According to an article published in Circulation, women have unrecognized heart attacks at a much greater rate then men and are more apt to be “mistakenly diagnosed and discharged from emergency departments.” Instead, patients are often mistakenly diagnosed with digestive problems!

Research from the National Institute of Health, less than 30% of women had chest pain prior to a heart attack and 43 percent had no chest pain at any time of the actual attack,

Because it is crucial to catch a heart attack as early as possible for treatment and lifesaving medicines to work, and the signs are not as obvious in females, women should be aware of associated symptoms occurring prior to an attack.

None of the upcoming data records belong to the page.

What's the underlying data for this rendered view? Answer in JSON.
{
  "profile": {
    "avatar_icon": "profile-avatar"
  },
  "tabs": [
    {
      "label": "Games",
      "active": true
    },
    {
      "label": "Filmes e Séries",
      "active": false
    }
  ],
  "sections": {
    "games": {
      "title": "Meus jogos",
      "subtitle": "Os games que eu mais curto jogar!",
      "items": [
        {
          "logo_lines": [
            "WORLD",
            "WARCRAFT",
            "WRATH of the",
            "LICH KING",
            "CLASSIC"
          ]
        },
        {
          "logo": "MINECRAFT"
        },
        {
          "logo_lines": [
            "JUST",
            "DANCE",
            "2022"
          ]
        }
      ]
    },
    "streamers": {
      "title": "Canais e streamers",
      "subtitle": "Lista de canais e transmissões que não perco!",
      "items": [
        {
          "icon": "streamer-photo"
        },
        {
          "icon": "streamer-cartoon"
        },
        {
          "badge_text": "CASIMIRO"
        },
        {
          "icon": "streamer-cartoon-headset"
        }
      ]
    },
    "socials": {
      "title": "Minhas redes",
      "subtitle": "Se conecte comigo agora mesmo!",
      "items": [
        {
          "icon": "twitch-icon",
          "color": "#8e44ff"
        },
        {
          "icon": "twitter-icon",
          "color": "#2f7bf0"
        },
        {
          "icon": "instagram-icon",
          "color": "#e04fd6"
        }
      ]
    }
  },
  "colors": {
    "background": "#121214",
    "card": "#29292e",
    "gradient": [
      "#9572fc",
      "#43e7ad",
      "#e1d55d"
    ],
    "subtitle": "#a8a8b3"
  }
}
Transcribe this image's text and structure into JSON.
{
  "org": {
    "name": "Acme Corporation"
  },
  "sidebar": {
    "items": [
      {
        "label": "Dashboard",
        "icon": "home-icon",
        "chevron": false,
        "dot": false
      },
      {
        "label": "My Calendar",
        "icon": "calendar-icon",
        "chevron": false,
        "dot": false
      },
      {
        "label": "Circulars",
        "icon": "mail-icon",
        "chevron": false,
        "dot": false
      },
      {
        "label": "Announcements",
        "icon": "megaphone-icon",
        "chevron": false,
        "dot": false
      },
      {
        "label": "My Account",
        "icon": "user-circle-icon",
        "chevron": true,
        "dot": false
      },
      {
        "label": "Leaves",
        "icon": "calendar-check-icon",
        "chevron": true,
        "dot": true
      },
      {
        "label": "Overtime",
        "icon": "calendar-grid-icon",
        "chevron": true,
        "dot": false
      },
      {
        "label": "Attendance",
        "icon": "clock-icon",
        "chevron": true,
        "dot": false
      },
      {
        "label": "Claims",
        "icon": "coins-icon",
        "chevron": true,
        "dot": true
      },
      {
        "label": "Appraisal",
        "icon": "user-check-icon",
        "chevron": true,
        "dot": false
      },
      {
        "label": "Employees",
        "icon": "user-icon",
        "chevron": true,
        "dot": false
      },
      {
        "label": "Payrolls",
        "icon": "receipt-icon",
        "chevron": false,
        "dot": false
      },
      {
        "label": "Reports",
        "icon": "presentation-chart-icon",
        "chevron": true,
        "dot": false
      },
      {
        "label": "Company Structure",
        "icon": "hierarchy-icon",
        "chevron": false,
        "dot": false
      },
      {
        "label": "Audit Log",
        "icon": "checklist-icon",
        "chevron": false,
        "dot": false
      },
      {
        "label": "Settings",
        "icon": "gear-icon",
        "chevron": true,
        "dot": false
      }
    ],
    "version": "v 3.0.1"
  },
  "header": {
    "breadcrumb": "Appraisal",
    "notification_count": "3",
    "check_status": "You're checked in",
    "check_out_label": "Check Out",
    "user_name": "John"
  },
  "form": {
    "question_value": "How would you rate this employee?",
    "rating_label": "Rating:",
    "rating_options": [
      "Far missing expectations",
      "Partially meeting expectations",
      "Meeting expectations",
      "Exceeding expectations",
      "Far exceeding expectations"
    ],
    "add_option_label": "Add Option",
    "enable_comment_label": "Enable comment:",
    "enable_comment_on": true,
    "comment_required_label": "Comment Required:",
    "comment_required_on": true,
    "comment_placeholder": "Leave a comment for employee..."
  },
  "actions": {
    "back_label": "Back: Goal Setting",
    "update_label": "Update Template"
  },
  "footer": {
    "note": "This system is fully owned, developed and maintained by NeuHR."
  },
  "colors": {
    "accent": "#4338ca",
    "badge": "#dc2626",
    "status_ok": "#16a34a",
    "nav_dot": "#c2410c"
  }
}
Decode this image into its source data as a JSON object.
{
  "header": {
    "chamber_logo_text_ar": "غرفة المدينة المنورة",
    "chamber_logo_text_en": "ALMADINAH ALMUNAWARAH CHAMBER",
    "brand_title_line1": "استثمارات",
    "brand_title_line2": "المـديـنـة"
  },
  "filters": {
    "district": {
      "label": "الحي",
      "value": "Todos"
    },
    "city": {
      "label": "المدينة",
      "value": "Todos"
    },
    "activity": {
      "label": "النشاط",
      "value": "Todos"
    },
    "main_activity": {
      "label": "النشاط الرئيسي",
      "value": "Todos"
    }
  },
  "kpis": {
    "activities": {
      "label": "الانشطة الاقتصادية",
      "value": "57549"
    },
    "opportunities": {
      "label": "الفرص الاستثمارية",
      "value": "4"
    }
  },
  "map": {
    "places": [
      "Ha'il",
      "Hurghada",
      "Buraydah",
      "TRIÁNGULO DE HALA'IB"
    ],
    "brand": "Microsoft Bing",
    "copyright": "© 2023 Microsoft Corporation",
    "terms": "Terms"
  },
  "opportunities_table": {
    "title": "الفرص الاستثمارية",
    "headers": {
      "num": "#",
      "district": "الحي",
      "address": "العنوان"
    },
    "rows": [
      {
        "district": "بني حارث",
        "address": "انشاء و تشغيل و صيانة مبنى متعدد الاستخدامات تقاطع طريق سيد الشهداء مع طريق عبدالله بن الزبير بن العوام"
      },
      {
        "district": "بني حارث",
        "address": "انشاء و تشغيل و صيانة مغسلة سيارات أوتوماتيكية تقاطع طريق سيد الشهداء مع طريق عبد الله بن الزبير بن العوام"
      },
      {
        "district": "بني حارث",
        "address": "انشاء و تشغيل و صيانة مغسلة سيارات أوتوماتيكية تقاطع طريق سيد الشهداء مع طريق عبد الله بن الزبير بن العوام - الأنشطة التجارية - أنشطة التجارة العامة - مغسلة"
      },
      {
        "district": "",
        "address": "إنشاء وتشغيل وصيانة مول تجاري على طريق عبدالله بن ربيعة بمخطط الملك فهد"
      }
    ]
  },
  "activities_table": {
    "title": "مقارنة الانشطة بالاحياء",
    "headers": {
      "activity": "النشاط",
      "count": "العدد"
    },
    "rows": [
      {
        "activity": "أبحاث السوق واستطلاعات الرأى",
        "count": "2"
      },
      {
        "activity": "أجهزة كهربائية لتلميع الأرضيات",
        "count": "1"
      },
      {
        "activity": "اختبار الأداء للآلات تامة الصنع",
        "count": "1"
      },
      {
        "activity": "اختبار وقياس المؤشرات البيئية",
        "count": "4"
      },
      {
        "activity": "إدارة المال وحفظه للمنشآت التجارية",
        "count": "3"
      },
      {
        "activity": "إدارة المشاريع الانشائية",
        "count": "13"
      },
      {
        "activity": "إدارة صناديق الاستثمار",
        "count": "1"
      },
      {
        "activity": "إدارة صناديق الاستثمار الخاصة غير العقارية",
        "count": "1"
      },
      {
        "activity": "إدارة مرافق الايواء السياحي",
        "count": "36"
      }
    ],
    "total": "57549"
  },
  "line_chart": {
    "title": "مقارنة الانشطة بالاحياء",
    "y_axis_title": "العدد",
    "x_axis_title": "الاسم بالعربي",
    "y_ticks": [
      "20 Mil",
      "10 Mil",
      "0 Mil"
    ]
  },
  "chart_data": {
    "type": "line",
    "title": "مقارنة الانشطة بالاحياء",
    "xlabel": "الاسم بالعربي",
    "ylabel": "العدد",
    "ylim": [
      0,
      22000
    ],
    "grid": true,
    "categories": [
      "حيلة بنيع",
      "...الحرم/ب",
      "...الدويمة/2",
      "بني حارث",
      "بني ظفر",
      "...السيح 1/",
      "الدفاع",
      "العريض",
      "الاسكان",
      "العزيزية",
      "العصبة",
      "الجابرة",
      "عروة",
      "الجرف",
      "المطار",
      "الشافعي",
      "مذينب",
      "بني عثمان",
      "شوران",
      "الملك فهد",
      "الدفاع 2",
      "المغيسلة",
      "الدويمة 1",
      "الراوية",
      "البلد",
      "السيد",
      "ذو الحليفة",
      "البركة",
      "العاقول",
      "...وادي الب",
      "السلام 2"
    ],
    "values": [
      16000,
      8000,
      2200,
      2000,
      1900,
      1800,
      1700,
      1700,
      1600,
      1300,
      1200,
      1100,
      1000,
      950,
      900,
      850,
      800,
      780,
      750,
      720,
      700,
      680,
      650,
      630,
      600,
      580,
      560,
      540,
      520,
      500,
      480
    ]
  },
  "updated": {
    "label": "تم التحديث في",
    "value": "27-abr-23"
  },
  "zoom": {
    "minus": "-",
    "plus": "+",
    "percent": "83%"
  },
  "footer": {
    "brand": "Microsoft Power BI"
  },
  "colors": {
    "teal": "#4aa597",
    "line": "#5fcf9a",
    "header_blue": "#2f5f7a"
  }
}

They include:

  • Anxiety (35%)
  • Unusual fatigue (70%)
  • Indigestion (39%)
  • Shortness of breath (42%)
  • Sleep disturbance (48%)

Further warning signs included indigestion, upper abdominal pressure, back pains, disturbances in sleep patterns, nausea, vomiting and weakness in the arms.

During the actual attack, additional symptoms include dizziness reported by 39% of women and a cold sweat (also 39%).

Women suffer nearly half of all heart attack deaths. The death rate of myocardial infarction between the ages of 40 and 60 are actually the same as breast cancer, but in the course of a lifespan, heart disease kills five times as many women as breast cancer.

If you believe that you are having a heart attack: 

  • Call 9-1-1 immediately
  • Calmly report that you are having a heart attack
  • Do not drive yourself to the emergency room
  • Chew on an aspirin as this lessens heart muscle damage
  • Do NOT delay as every minute counts!

The healthcare provider seeing you in the emergency room may feel that you are stable and can go home. (Note that in the initial phases, an EKG can be normal and more testing is warranted.)  Insist on being evaluated by a cardiologist before being released from the hospital and if there is any question of your diagnosis or condition, ask to be admitted overnight for observation and further evaluation.

Persistence pays off.  The life you save may be your own!